A small aside in a recent blogpost has taken on a bigger meaning with the passage of time and the subject being discovered by social media. Do you r emember the sighting of the blue and yellow macaw from the day we moved to Stromness? We occasionally saw it again over the next few weeks, but then Blu (as he's known) seems to have found a publicity agent. Here's a link to BBC Radio Orkney's Facebook page: And the subsequent interview on one of their morning news bulletins:  Then, Blu hit the big time with the main BBC News webpage, after inadvertently interrupting a football match and turning around the local side's fortunes: You could not, as they say, make it up.

Inspiration by osmosis

We've been busy trying to choose colour schemes and soft furnishings for the lounge and the guest bedroom: bright red, grey, dark red and orange for the former, giving a Summer turning into Autumn feel; whilst for the latter, blue, grey, green and a  wildflower pattern which, now that I've written those words, sounds bizarre but I think it's probably a landscape thing... A mid-August evening This rainbow was weird A walk on the west coast on the following day Grass of Parnassus Frog Orchid Scottish Primrose Wheatears A walk around the old Stromness Waterworks Oddments from home A young Pied Wagtail Mist on the Orphir Hills Since the last photograph was taken, the weather has been unremittingly dreich, but it's not just rain we've been soaking up.

On the nature of time

I'm a bit out of sync with my posts, having blogged in the wrong order, which had seemed like a good idea at the time. I will attempt to rectify the error here with a catch-up post for the month of August to date. There was some dragonfly excitement a few weeks ago, when a good friend reported an Emerald Damselfly from a sheltered path near her home in Stromness. Whilst this species has been in Orkney since 2010, this was the first confirmed record for West Mainland. Separately and several days later, the owner of a large pond requested help with identifying the wildlife present in and around her pond. Said pond happened to be adjacent to the afore-mentioned sheltered path and has long been thought of as the source of many dragonfly records from Stromness. So now we could answer that particular question. With a small group of local (and equally intrigued) experts, a pleasant morning was spent investigating the pond and its surroundings. The place was teeming with Black Darter drago
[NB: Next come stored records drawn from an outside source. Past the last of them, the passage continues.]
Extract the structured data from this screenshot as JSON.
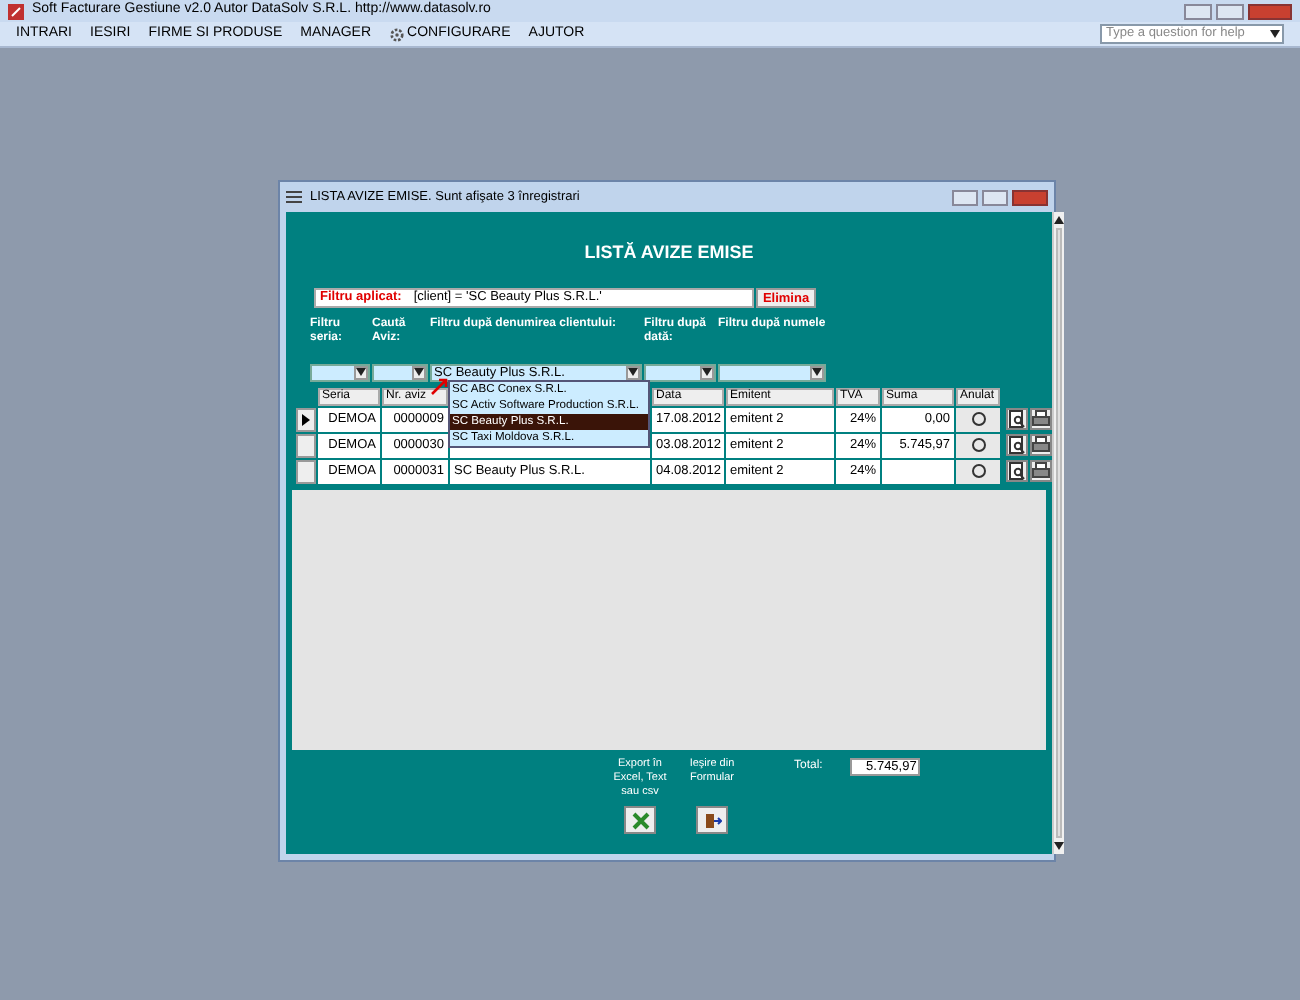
{
  "app_title": "Soft Facturare Gestiune v2.0 Autor DataSolv S.R.L. http://www.datasolv.ro",
  "menu": [
    {
      "label": "INTRARI",
      "icon": false
    },
    {
      "label": "IESIRI",
      "icon": false
    },
    {
      "label": "FIRME SI PRODUSE",
      "icon": false
    },
    {
      "label": "MANAGER",
      "icon": false
    },
    {
      "label": "CONFIGURARE",
      "icon": true
    },
    {
      "label": "AJUTOR",
      "icon": false
    }
  ],
  "help_search": {
    "placeholder": "Type a question for help"
  },
  "window": {
    "title": "LISTA AVIZE EMISE. Sunt afişate 3 înregistrari",
    "heading": "LISTĂ AVIZE EMISE",
    "filter": {
      "label": "Filtru aplicat:",
      "value": "[client] = 'SC Beauty Plus S.R.L.'",
      "button": "Elimina"
    },
    "filters": [
      {
        "label": "Filtru seria:"
      },
      {
        "label": "Caută Aviz:"
      },
      {
        "label": "Filtru după denumirea clientului:",
        "value": "SC Beauty Plus S.R.L."
      },
      {
        "label": "Filtru după dată:"
      },
      {
        "label": "Filtru după numele"
      }
    ],
    "dropdown": [
      {
        "label": "SC ABC Conex S.R.L.",
        "selected": false
      },
      {
        "label": "SC Activ Software Production S.R.L.",
        "selected": false
      },
      {
        "label": "SC Beauty Plus S.R.L.",
        "selected": true
      },
      {
        "label": "SC Taxi Moldova S.R.L.",
        "selected": false
      }
    ],
    "columns": [
      "Seria",
      "Nr. aviz",
      "",
      "Data",
      "Emitent",
      "TVA",
      "Suma",
      "Anulat"
    ],
    "rows": [
      {
        "current": true,
        "seria": "DEMOA",
        "nr": "0000009",
        "data": "17.08.2012",
        "emitent": "emitent 2",
        "tva": "24%",
        "suma": "0,00",
        "anulat": false
      },
      {
        "current": false,
        "seria": "DEMOA",
        "nr": "0000030",
        "data": "03.08.2012",
        "emitent": "emitent 2",
        "tva": "24%",
        "suma": "5.745,97",
        "anulat": false
      },
      {
        "current": false,
        "seria": "DEMOA",
        "nr": "0000031",
        "client": "SC Beauty Plus S.R.L.",
        "data": "04.08.2012",
        "emitent": "emitent 2",
        "tva": "24%",
        "suma": "",
        "anulat": false
      }
    ],
    "export_label": "Export în Excel, Text sau csv",
    "exit_label": "Ieşire din Formular",
    "total_label": "Total:",
    "total_value": "5.745,97"
  }
}
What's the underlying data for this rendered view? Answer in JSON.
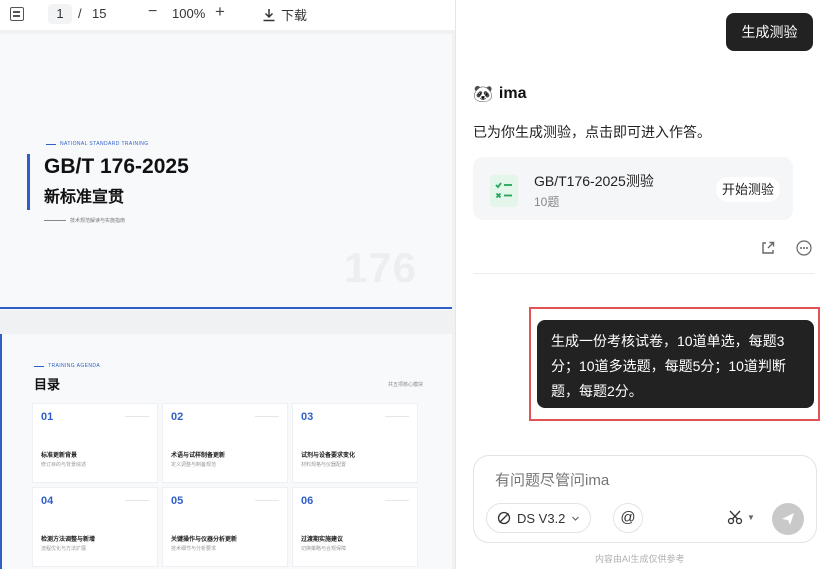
{
  "viewer": {
    "toolbar": {
      "current_page": "1",
      "separator": "/",
      "total_pages": "15",
      "zoom_out": "−",
      "zoom": "100%",
      "zoom_in": "+",
      "download_label": "下载"
    },
    "page1": {
      "eyebrow": "NATIONAL STANDARD TRAINING",
      "title": "GB/T 176-2025",
      "subtitle": "新标准宣贯",
      "tagline": "技术规范解读与实施指南",
      "watermark": "176"
    },
    "page2": {
      "eyebrow": "TRAINING AGENDA",
      "title": "目录",
      "note": "共五项核心模块",
      "cards": [
        {
          "num": "01",
          "title": "标准更新背景",
          "desc": "修订目的与背景综述"
        },
        {
          "num": "02",
          "title": "术语与试样制备更新",
          "desc": "定义调整与制备规范"
        },
        {
          "num": "03",
          "title": "试剂与设备要求变化",
          "desc": "材料规格与仪器配置"
        },
        {
          "num": "04",
          "title": "检测方法调整与新增",
          "desc": "流程优化与方法扩展"
        },
        {
          "num": "05",
          "title": "关键操作与仪器分析更新",
          "desc": "技术细节与分析要求"
        },
        {
          "num": "06",
          "title": "过渡期实施建议",
          "desc": "切换策略与合规保障"
        }
      ]
    }
  },
  "chat": {
    "user_quick_action": "生成测验",
    "bot_name": "ima",
    "bot_message": "已为你生成测验，点击即可进入作答。",
    "quiz": {
      "title": "GB/T176-2025测验",
      "count": "10题",
      "start_label": "开始测验"
    },
    "user_message": "生成一份考核试卷，10道单选，每题3分；10道多选题，每题5分；10道判断题，每题2分。",
    "input": {
      "placeholder": "有问题尽管问ima",
      "model": "DS V3.2",
      "at_label": "@"
    },
    "footer": "内容由AI生成仅供参考"
  },
  "colors": {
    "accent_blue": "#2f5fc6",
    "highlight_red": "#e25353",
    "user_bubble": "#222222"
  }
}
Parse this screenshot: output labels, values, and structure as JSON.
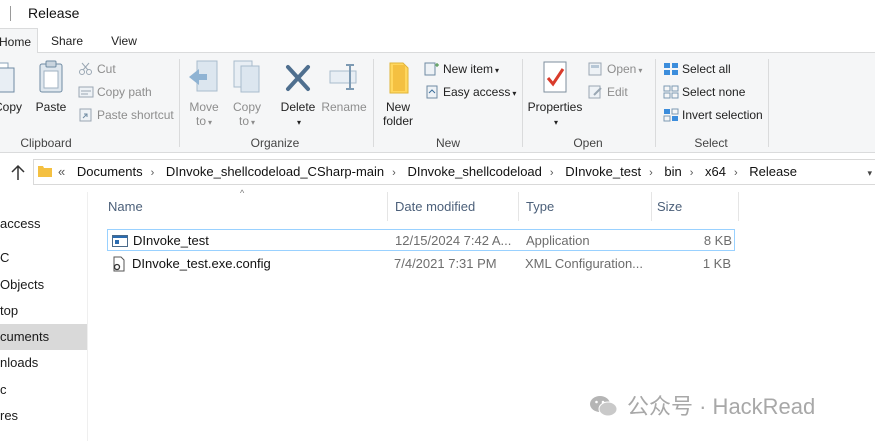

Perhaps space isn't the first thing one thinks of when contemplating Scotland. Sure, there's loads of the stuff in the Highlands and Islands, with more breath-taking vistas and stunning scenery than you could shake a Saturn V at, all with the least amount of human-centric infrastructure. But, no, I was thinking of outer space, and although I guess Scotland has the same amount as everybody else, the country doesn't immediately spring to mind if, for instance, you wanted to go into orbit. But even the briefest of internet searches (we're not known for our conscientious diligence here at Natural Highs and Lows), shows that there are five (or V, if you prefer) Scottish spaceports in development or planning, located in Shetland, Sutherland, Argyll, Prestwick and North Uist. There are also whisky distilleries in each of those places. Coincidence? I think not. And you thought that the uisge beatha was only jokingly described as rocket fuel? In the news this week, a Scottish s